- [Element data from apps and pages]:
- - -

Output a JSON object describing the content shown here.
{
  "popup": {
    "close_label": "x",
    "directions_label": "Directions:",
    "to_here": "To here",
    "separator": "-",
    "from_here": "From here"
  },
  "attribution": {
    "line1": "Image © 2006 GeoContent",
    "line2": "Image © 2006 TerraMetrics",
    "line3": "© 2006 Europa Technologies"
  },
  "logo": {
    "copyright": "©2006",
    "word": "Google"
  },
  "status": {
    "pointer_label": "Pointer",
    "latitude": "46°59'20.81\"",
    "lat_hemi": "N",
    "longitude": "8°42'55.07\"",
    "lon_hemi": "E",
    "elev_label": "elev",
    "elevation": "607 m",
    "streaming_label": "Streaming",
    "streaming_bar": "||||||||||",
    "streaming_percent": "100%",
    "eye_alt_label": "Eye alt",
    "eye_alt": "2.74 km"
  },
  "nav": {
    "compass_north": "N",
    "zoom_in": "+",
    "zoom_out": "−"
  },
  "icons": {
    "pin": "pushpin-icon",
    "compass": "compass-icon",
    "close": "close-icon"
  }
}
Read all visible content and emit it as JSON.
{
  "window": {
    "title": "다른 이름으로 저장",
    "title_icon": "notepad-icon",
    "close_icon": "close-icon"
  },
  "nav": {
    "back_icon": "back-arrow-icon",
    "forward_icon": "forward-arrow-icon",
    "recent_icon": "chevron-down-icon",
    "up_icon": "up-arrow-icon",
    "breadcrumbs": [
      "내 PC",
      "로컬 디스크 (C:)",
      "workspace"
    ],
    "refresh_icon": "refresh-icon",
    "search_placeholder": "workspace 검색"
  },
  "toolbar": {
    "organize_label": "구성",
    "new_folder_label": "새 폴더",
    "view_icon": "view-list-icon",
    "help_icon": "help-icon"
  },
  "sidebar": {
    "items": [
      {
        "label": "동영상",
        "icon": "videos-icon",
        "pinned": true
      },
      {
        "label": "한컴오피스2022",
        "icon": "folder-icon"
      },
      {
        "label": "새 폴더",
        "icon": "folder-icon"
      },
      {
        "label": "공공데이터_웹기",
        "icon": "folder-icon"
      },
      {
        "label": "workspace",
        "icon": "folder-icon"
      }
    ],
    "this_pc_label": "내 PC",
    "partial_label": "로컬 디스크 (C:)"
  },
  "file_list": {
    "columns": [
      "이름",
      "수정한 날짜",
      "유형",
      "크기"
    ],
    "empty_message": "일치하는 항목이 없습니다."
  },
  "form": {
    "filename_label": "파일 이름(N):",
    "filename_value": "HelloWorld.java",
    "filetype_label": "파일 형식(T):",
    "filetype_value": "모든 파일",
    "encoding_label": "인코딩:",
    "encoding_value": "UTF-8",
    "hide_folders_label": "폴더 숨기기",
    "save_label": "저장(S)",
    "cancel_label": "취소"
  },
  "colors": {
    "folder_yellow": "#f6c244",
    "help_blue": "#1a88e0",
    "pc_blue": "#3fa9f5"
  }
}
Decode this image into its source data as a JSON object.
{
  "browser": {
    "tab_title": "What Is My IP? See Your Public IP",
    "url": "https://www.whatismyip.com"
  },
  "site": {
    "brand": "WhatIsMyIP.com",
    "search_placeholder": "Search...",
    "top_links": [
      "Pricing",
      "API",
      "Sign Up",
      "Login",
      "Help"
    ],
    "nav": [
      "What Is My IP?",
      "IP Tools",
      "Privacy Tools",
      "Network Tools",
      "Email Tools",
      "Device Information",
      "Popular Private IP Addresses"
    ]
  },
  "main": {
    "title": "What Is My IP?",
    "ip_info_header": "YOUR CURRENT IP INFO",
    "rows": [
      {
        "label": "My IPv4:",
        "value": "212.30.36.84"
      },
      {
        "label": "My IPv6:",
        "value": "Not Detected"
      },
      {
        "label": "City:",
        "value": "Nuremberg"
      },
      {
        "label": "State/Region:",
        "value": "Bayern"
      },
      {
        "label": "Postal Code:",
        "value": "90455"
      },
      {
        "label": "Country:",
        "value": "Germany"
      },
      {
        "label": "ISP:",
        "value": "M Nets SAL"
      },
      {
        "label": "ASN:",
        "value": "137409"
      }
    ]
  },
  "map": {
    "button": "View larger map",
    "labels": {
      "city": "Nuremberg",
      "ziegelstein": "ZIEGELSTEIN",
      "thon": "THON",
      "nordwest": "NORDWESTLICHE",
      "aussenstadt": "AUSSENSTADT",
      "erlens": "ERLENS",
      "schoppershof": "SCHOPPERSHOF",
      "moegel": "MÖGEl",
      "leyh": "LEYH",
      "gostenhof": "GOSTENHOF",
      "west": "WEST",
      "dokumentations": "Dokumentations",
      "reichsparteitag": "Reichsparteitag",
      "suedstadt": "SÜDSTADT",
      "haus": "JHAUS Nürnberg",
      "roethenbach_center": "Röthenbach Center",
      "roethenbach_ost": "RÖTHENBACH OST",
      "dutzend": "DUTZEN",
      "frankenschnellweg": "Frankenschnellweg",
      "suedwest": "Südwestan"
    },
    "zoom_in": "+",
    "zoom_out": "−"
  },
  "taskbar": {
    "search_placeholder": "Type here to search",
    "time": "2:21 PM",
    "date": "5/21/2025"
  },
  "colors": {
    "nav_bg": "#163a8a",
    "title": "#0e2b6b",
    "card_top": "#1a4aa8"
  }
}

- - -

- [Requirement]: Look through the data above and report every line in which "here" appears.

- [Response area]:
Output a JSON object describing the content shown here.
    "to_here": "To here",
    "from_here": "From here"
    "search_placeholder": "Type here to search",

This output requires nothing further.